Hazards to Avoid when Painting on Transparent Areas
of a Layer Using Brush Variants that Have
Blending and Smearing Characteristics

So you'll understand how to tell if a brush variant has blending and smearing characteristics:
  • Resaturaton (Resat) controls how much paint is in the brush stroke.

  • Bleed controls how much existing color is picked up and painted in the brush stroke, along with the current color.
Brush variants that have Resaturation set low and Bleed set high, can be used to paint and blend or used to just blend.

Blending on transparent areas of a Layer is going to present problems no matter what you might do to prevent them. By Blending, I mean painting with any brush variant that has blending and smearing characteristics, not just the obvious Blenders' variants.

Here's a little demo to show you what these hazards can be:

As you can see, there are three pot holes along the road that you might run into when painting or blending on transparent areas of a Layer with brush variants that have blending and smearing characteristics:
  • White when painting or blending on transparent areas of the Layer.

  • Wrong color when the Pick Up Underlying Colors box is checked while painting or blending and, later, other color is added below the blending Layer.

  • Black when painting or blending with either the Preserve Transparency Box checked or a selecton based on Layer transparency active.
Taking enough time to plan ahead can help to avoid these difficulties and sometimes, it's best to do this kind of painting and blending:
  • After you're sure no painting or blending will accidentally slop over onto transparent areas of a Layer because here's enough color surrounding the areas you'll be blending,

  • When you're sure it's safe to check the Pick Up Underlying Colors box because there will never be different colors added below the Layer where you're painting or blending, or...

  • After multiple Layers are Grouped and Collapsed to a single Layer leaving no transparent areas on that Layer, the image is flattened to the Canvas, or you've made a Clone to work on while fine tuning the image (i.e. painting, blending, cleaning up details, etc.).
Usually, there's a way to work around what seem like immovable roadblocks.

Additional Notes:
  • You'll need both the Preserve Transparency box unchecked and the Pick Up Underlying Color box checked if you want to blend colors on a Layer with colors on underlying Layers and/or the Canvas. (Be sure to read the following bug info.)

  • In Painter X and X.1 (and maybe also in Painter IX, IX 9.1 and IX.5 though I don't recall for sure) there's a bug related to the Preserve Transparency box:

    Sometimes it appears Preserve Transparency is not enabled because there's no check in the check box.

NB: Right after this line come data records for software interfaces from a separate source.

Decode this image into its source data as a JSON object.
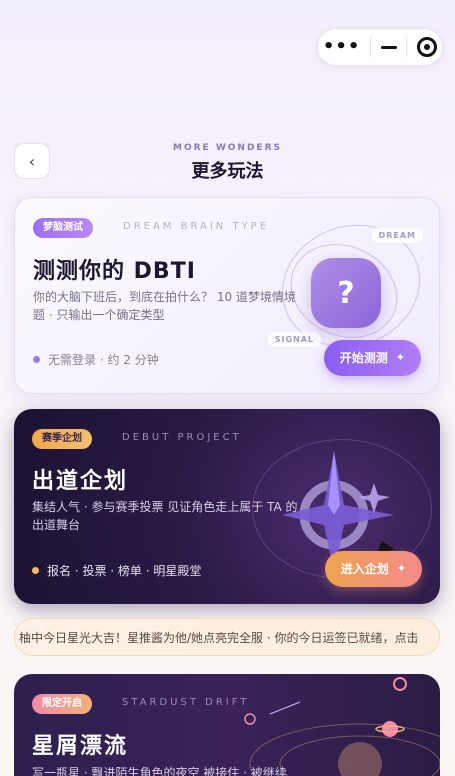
{
  "capsule": {
    "more_icon": "more-dots-icon",
    "minimize_icon": "minus-icon",
    "close_icon": "target-icon"
  },
  "header": {
    "back_icon": "‹",
    "subtitle": "MORE WONDERS",
    "title": "更多玩法"
  },
  "cards": [
    {
      "badge": "梦脑测试",
      "ghost": "DREAM BRAIN TYPE",
      "title": "测测你的 DBTI",
      "desc": "你的大脑下班后，到底在拍什么？ 10 道梦境情境题 · 只输出一个确定类型",
      "meta": "无需登录 · 约 2 分钟",
      "cta": "开始测测",
      "tag_top": "DREAM",
      "tag_bottom": "SIGNAL",
      "symbol": "?"
    },
    {
      "badge": "赛季企划",
      "ghost": "DEBUT PROJECT",
      "title": "出道企划",
      "desc": "集结人气 · 参与赛季投票 见证角色走上属于 TA 的出道舞台",
      "meta": "报名 · 投票 · 榜单 · 明星殿堂",
      "cta": "进入企划"
    },
    {
      "badge": "限定开启",
      "ghost": "STARDUST DRIFT",
      "title": "星屑漂流",
      "desc": "写一瓶星 · 飘进陌生角色的夜空 被接住 · 被继续"
    }
  ],
  "ticker": "柚中今日星光大吉！星推酱为他/她点亮完全服 · 你的今日运签已就绪，点击",
  "colors": {
    "accent_purple": "#8a5ef0",
    "accent_orange": "#f0a350",
    "dark_card": "#2a1a45"
  }
}
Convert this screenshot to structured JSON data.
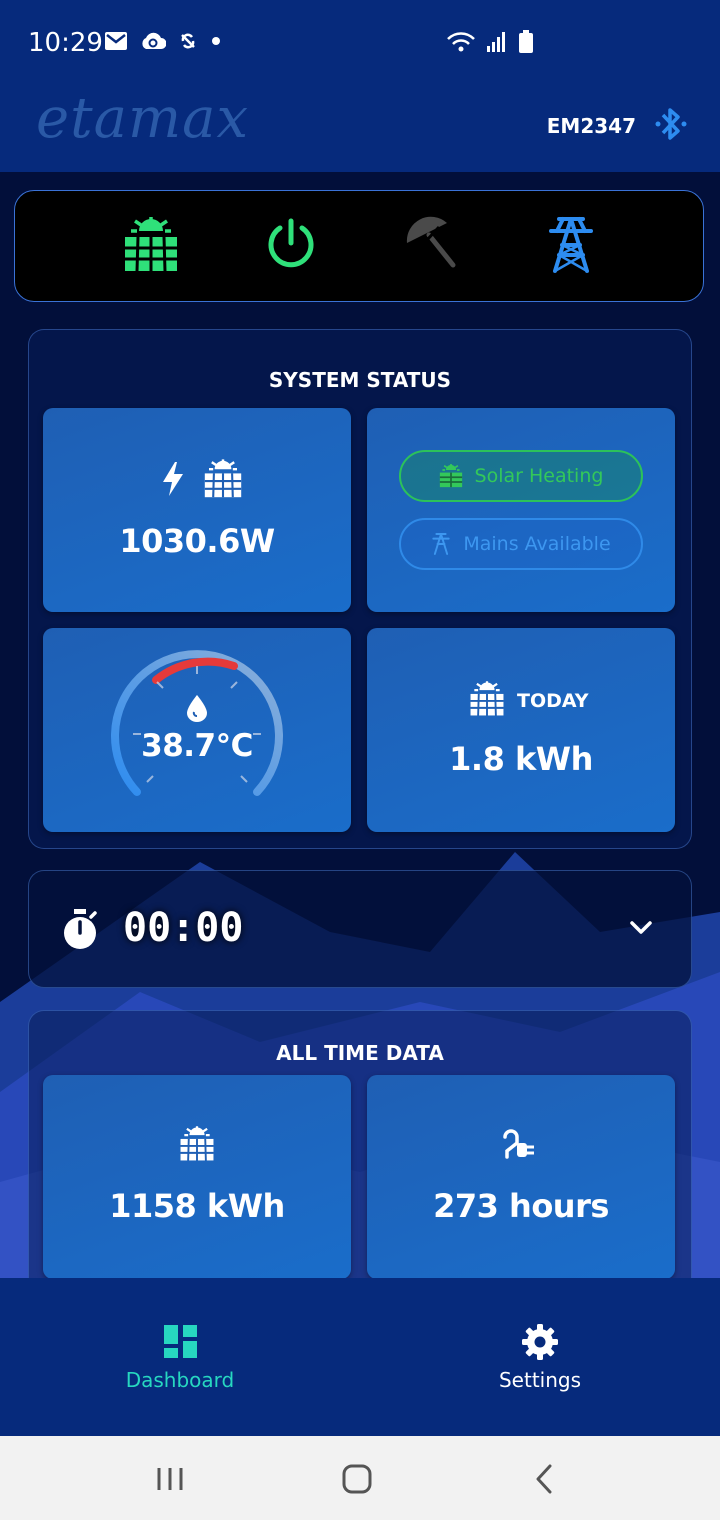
{
  "status_bar": {
    "time": "10:29",
    "left_icons": [
      "mail-icon",
      "cloud-sync-icon",
      "no-sync-icon",
      "dot-icon"
    ],
    "right_icons": [
      "wifi-icon",
      "signal-icon",
      "battery-icon"
    ]
  },
  "app_bar": {
    "logo_text": "etamax",
    "device_id": "EM2347",
    "bluetooth_icon": "bluetooth-icon"
  },
  "mode_bar": {
    "modes": [
      {
        "icon": "solar-panel-icon",
        "color": "#2fe07a"
      },
      {
        "icon": "power-icon",
        "color": "#2fe07a"
      },
      {
        "icon": "umbrella-off-icon",
        "color": "#4a4a4a"
      },
      {
        "icon": "pylon-icon",
        "color": "#2d8cf0"
      }
    ]
  },
  "system_status": {
    "title": "SYSTEM STATUS",
    "solar_power": "1030.6W",
    "status_pills": [
      {
        "label": "Solar Heating",
        "state": "active",
        "color": "#2cc25a"
      },
      {
        "label": "Mains Available",
        "state": "available",
        "color": "#2f8ae8"
      }
    ],
    "temperature": "38.7°C",
    "temperature_gauge_fraction": 0.35,
    "today_label": "TODAY",
    "today_energy": "1.8 kWh"
  },
  "timer": {
    "value": "00:00"
  },
  "all_time_data": {
    "title": "ALL TIME DATA",
    "solar_energy": "1158 kWh",
    "mains_hours": "273 hours"
  },
  "bottom_nav": {
    "items": [
      {
        "label": "Dashboard",
        "active": true,
        "color": "#27d7c0"
      },
      {
        "label": "Settings",
        "active": false,
        "color": "#ffffff"
      }
    ]
  },
  "system_nav": [
    "recents-button",
    "home-button",
    "back-button"
  ],
  "colors": {
    "app_bar": "#062a7c",
    "tile": "#1a6dca",
    "accent_green": "#2fe07a",
    "accent_blue": "#2d8cf0",
    "gauge_red": "#e53a3a"
  }
}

Even so, we are not able to paint on transparent areas of the Layer.

    The solution is to click the Preserve Transparency box until a check appears, then click once more to disable Preserve Transparency.

Happy Planning! 

© 2005 - 2007, Jinny Brown

originally published in a forum on December 8, 2005 and December 9, 2005
This version edited a bit and published on September 4, 2007